A new study has found that the global podcast market could account for 4.5 per cent of all audio advertising spend by 2022, equivalent to $US1.6 billion ($A2.28 billion).
The study, by marketing intelligence service WARC, found the predicted revenues were almost double the $US885 million in expected investment this year, equal to 2.5 per cent of the audio market (inclusive of broadcast radio and online formats such as in-stream ads).
Much of this money is coming from brands’ experimental budgets. Advancements – such as more accurate, real time audience measurement and programmatic ad trade – are required for this nascent format to unlock future growth.
Spotify’s recent acquisitions of podcast specialists reflect the potential of podcast spend to outpace the wider online audio over the coming years.
The US is by far the world’s largest market for podcast advertising, accounting for an estimated 61.8 per cent of the format’s global spend last year ($US402 million). The IAB expects this to grow 28 per cent to $US 514.5 million this year.
Commenting on the findings, WARC data’s managing editor James McDonald said: “Podcast advertising holds great potential as it enables brands to reach a highly-engaged, young and affluent audience via a medium they have an affinity with. Spotify is betting big on increasing brand investment over the coming years and has moved aggressively to take ownership of the market.
“The majority of listeners understand the value exchange between podcasts and sponsorships, so brands need to establish a credible relationship between their messaging and the tone of the content to be effective. Smarter, real-time audience measurement and programmatic buys – a cornerstone of Spotify’s strategy – will also help to propel investment growth.”
The study highlights three key trends:
Podcast sponsorship offers consumers a clear value exchange
Almost four in five (78 per cent) podcast listeners state that they do not mind ads or sponsorship messages because they know they are a means of supporting the content. This suggests that most consumers understand the value exchange of podcast advertising.
Ancillary research by Edison, published this month, finds that over half (54 per cent) of listeners state that they are more likely to consider a brand following a podcast ad, while Nielsen research shows that a full 62per cent of listeners correctly recall a podcast ad, and nearly 70 per cent agree that the ad increased their awareness of the new product or service.
Most podcast ads (66.9 per cent) are read by the host, so the establishment of a credible relationship between the tone and the brand is essential to delivering effective messaging.
More accurate audience measurement is required to unlock future growth
Globally, one in three (33.5 per cent) people listens to a podcast each month, with penetration rates varying across key markets: Hong Kong (55.4 per cent), Taiwan (47.1 per cent), Spain (40.1 per cent), US (33 per cent), Australia (32.8 per cent), Singapore (32.3 per cent), Norway (31.2 per cent), Italy (29.6 per cent), France (28 per cent), Canada (27.9 per cent), Japan (26.3 per cent), Germany (22.2 per cent), UK (18.1 per cent).
Research from GlobalWebIndex shows that almost two-thirds (63.1 per cent) of podcast listeners are under the age of 34, while a third (33 per cent) are educated to degree-level or higher.
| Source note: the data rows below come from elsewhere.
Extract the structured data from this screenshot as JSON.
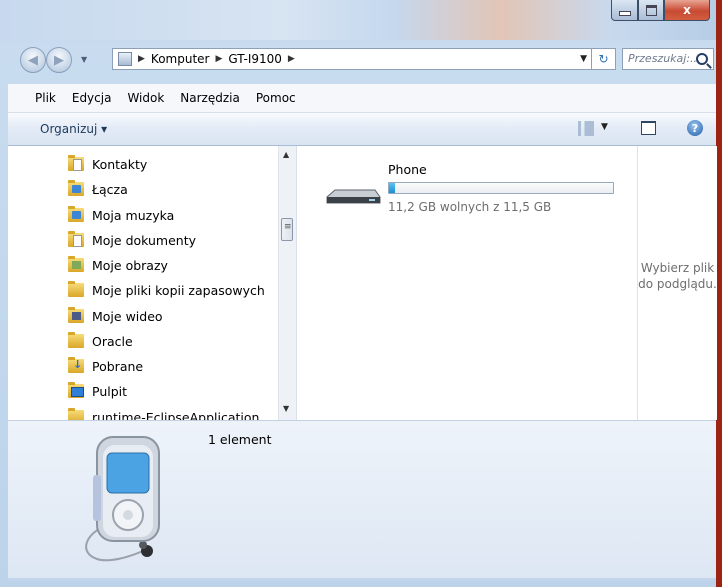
{
  "window": {
    "close_glyph": "x"
  },
  "address": {
    "crumbs": [
      "Komputer",
      "GT-I9100"
    ],
    "search_placeholder": "Przeszukaj:..."
  },
  "menu": [
    "Plik",
    "Edycja",
    "Widok",
    "Narzędzia",
    "Pomoc"
  ],
  "commands": {
    "organize": "Organizuj ▾",
    "help": "?"
  },
  "nav_tree": [
    {
      "label": "Kontakty",
      "icon": "contacts-folder-icon"
    },
    {
      "label": "Łącza",
      "icon": "links-folder-icon"
    },
    {
      "label": "Moja muzyka",
      "icon": "music-folder-icon"
    },
    {
      "label": "Moje dokumenty",
      "icon": "documents-folder-icon"
    },
    {
      "label": "Moje obrazy",
      "icon": "pictures-folder-icon"
    },
    {
      "label": "Moje pliki kopii zapasowych",
      "icon": "folder-icon"
    },
    {
      "label": "Moje wideo",
      "icon": "videos-folder-icon"
    },
    {
      "label": "Oracle",
      "icon": "folder-icon"
    },
    {
      "label": "Pobrane",
      "icon": "downloads-folder-icon"
    },
    {
      "label": "Pulpit",
      "icon": "desktop-folder-icon"
    },
    {
      "label": "runtime-EclipseApplication",
      "icon": "folder-icon"
    }
  ],
  "device": {
    "name": "Phone",
    "free_text": "11,2 GB wolnych z 11,5 GB",
    "used_fraction": 0.026
  },
  "preview": {
    "message": "Wybierz plik do podglądu."
  },
  "details": {
    "count": "1 element"
  },
  "colors": {
    "accent": "#1b8ed1",
    "close_red": "#c74a33"
  }
}
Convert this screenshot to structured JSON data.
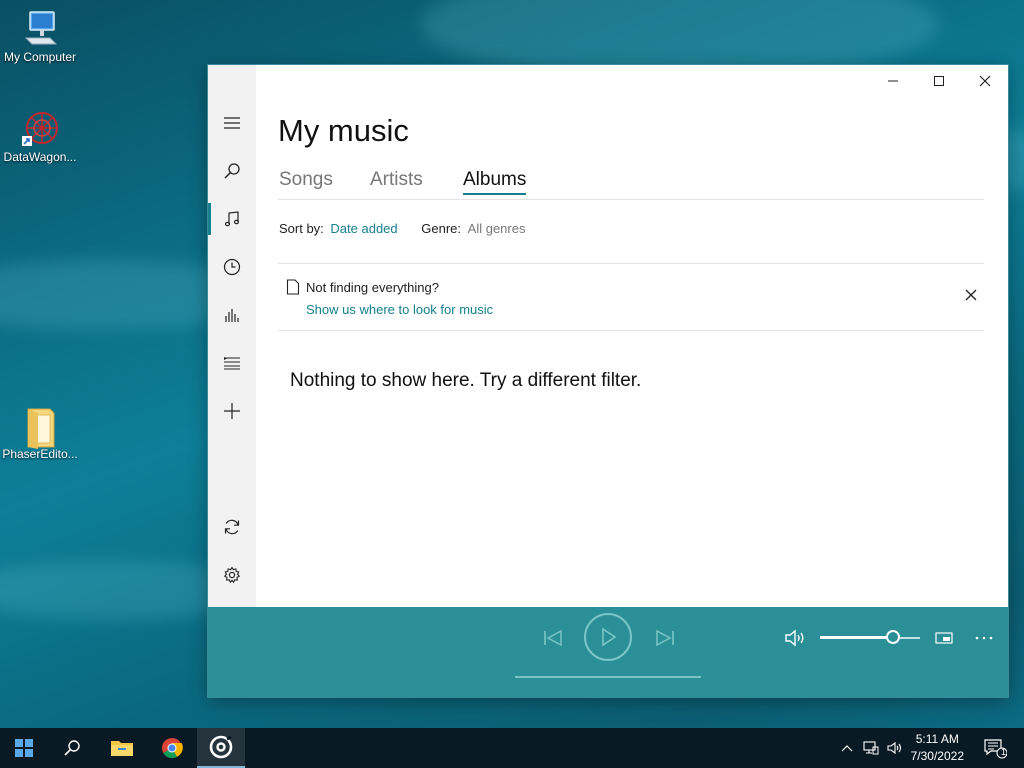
{
  "desktop": {
    "icons": [
      {
        "label": "My Computer"
      },
      {
        "label": "DataWagon..."
      },
      {
        "label": "PhaserEdito..."
      }
    ]
  },
  "app": {
    "title": "My music",
    "tabs": [
      {
        "label": "Songs"
      },
      {
        "label": "Artists"
      },
      {
        "label": "Albums",
        "active": true
      }
    ],
    "filters": {
      "sort_label": "Sort by:",
      "sort_value": "Date added",
      "genre_label": "Genre:",
      "genre_value": "All genres"
    },
    "notice": {
      "title": "Not finding everything?",
      "link": "Show us where to look for music"
    },
    "empty_message": "Nothing to show here. Try a different filter.",
    "player": {
      "volume": 0.73
    },
    "accent_color": "#17808f",
    "player_color": "#2a8f96"
  },
  "taskbar": {
    "time": "5:11 AM",
    "date": "7/30/2022",
    "notification_count": "1"
  }
}
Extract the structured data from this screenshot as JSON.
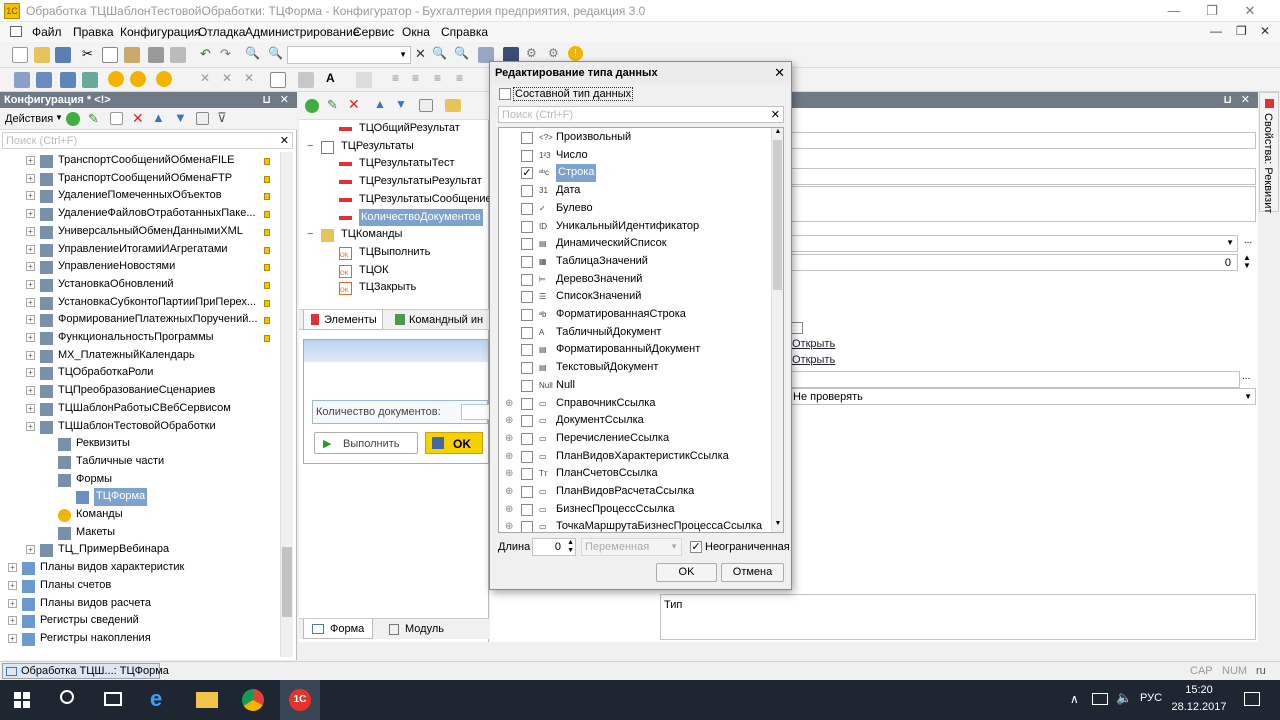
{
  "window": {
    "title": "Обработка ТЦШаблонТестовойОбработки: ТЦФорма - Конфигуратор - Бухгалтерия предприятия, редакция 3.0"
  },
  "menu": [
    "Файл",
    "Правка",
    "Конфигурация",
    "Отладка",
    "Администрирование",
    "Сервис",
    "Окна",
    "Справка"
  ],
  "config_panel": {
    "title": "Конфигурация * <!>",
    "actions_label": "Действия",
    "search_placeholder": "Поиск (Ctrl+F)",
    "items": [
      "ТранспортСообщенийОбменаFILE",
      "ТранспортСообщенийОбменаFTP",
      "УдалениеПомеченныхОбъектов",
      "УдалениеФайловОтработанныхПаке...",
      "УниверсальныйОбменДаннымиXML",
      "УправлениеИтогамиИАгрегатами",
      "УправлениеНовостями",
      "УстановкаОбновлений",
      "УстановкаСубконтоПартииПриПерех...",
      "ФормированиеПлатежныхПоручений...",
      "ФункциональностьПрограммы",
      "МХ_ПлатежныйКалендарь",
      "ТЦОбработкаРоли",
      "ТЦПреобразованиеСценариев",
      "ТЦШаблонРаботыСВебСервисом",
      "ТЦШаблонТестовойОбработки",
      "Реквизиты",
      "Табличные части",
      "Формы",
      "ТЦФорма",
      "Команды",
      "Макеты",
      "ТЦ_ПримерВебинара",
      "Планы видов характеристик",
      "Планы счетов",
      "Планы видов расчета",
      "Регистры сведений",
      "Регистры накопления"
    ]
  },
  "form_tree": {
    "items": [
      "ТЦОбщийРезультат",
      "ТЦРезультаты",
      "ТЦРезультатыТест",
      "ТЦРезультатыРезультат",
      "ТЦРезультатыСообщение",
      "КоличествоДокументов",
      "ТЦКоманды",
      "ТЦВыполнить",
      "ТЦОК",
      "ТЦЗакрыть"
    ],
    "tab_elements": "Элементы",
    "tab_commands": "Командный ин",
    "preview_label": "Количество документов:",
    "preview_run": "Выполнить",
    "preview_ok": "OK",
    "bottom_tab_form": "Форма",
    "bottom_tab_module": "Модуль"
  },
  "dialog": {
    "title": "Редактирование типа данных",
    "composite_label": "Составной тип данных",
    "search_placeholder": "Поиск (Ctrl+F)",
    "types": [
      {
        "label": "Произвольный",
        "checked": false,
        "expand": false
      },
      {
        "label": "Число",
        "checked": false,
        "expand": false
      },
      {
        "label": "Строка",
        "checked": true,
        "expand": false
      },
      {
        "label": "Дата",
        "checked": false,
        "expand": false
      },
      {
        "label": "Булево",
        "checked": false,
        "expand": false
      },
      {
        "label": "УникальныйИдентификатор",
        "checked": false,
        "expand": false
      },
      {
        "label": "ДинамическийСписок",
        "checked": false,
        "expand": false
      },
      {
        "label": "ТаблицаЗначений",
        "checked": false,
        "expand": false
      },
      {
        "label": "ДеревоЗначений",
        "checked": false,
        "expand": false
      },
      {
        "label": "СписокЗначений",
        "checked": false,
        "expand": false
      },
      {
        "label": "ФорматированнаяСтрока",
        "checked": false,
        "expand": false
      },
      {
        "label": "ТабличныйДокумент",
        "checked": false,
        "expand": false
      },
      {
        "label": "ФорматированныйДокумент",
        "checked": false,
        "expand": false
      },
      {
        "label": "ТекстовыйДокумент",
        "checked": false,
        "expand": false
      },
      {
        "label": "Null",
        "checked": false,
        "expand": false
      },
      {
        "label": "СправочникСсылка",
        "checked": false,
        "expand": true
      },
      {
        "label": "ДокументСсылка",
        "checked": false,
        "expand": true
      },
      {
        "label": "ПеречислениеСсылка",
        "checked": false,
        "expand": true
      },
      {
        "label": "ПланВидовХарактеристикСсылка",
        "checked": false,
        "expand": true
      },
      {
        "label": "ПланСчетовСсылка",
        "checked": false,
        "expand": true
      },
      {
        "label": "ПланВидовРасчетаСсылка",
        "checked": false,
        "expand": true
      },
      {
        "label": "БизнесПроцессСсылка",
        "checked": false,
        "expand": true
      },
      {
        "label": "ТочкаМаршрутаБизнесПроцессаСсылка",
        "checked": false,
        "expand": true
      }
    ],
    "length_label": "Длина",
    "length_value": "0",
    "variable_label": "Переменная",
    "unlimited_label": "Неограниченная",
    "ok_label": "OK",
    "cancel_label": "Отмена"
  },
  "props": {
    "side_tab": "Свойства: Реквизит",
    "number_value": "0",
    "link_open_1": "Открыть",
    "link_open_2": "Открыть",
    "check_value": "Не проверять",
    "type_label": "Тип"
  },
  "statusbar": {
    "window_tab": "Обработка ТЦШ...: ТЦФорма",
    "cap": "CAP",
    "num": "NUM",
    "lang": "ru"
  },
  "taskbar": {
    "lang": "РУС",
    "time": "15:20",
    "date": "28.12.2017"
  },
  "colors": {
    "selection": "#7da2ce",
    "panel_header": "#6f7a86",
    "taskbar": "#1e2631"
  }
}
Most (62.2 per cent) listen during downtime in the week.
The majority of ad buys (85.1 per cent) are made on a CPM basis, and costs are generally high as demand is outpacing inventory. Downloads are relatively easy to monitor, offering a decent basis for CPM calculations. However, more accurate measurement of engagement and consumer profiling is required on a per show basis for the advertising to realise its potential.
Spotify is doubling down on content in quest to become world’s largest audio platform
Spotify is the third most-popular platform for podcasts, according to GlobalWebIndex, attracting 28.3 per cent of listeners. This compares to a 53 per cent share for YouTube, and a 28.8 per cent share of Apple.
Spotify is investing in the creation of original podcast content through its in-house unit Spotify Studios, in a bid to aggregate and retain listeners. The acquisitions of podcast specialists Gimlet Media, Anchor and Parcast give Spotify expertise as it aims to grow its ad business and margins.
Spotify hopes to monetise podcast ad audiences in two ways: firstly, through brand sponsorship of podcast content, and secondly, via programmatic advertising, which accounts for 12 per cent of Spotify’s US ad revenue (well below the global rate of 65.3 per cent for all online display advertising).
Aside from informing ad targeting, user data can also be leveraged to create personalised and, the company hopes, more engaging playlists (podcast listeners spend twice as much time on Spotify than other users).
Doubling-down on original content also enables Spotify to reduce royalty costs for podcasts. Spotify’s gross margin was 25.7 per cent last year, meaning three-quarters of its income was paid out again, mostly in content acquisition fees.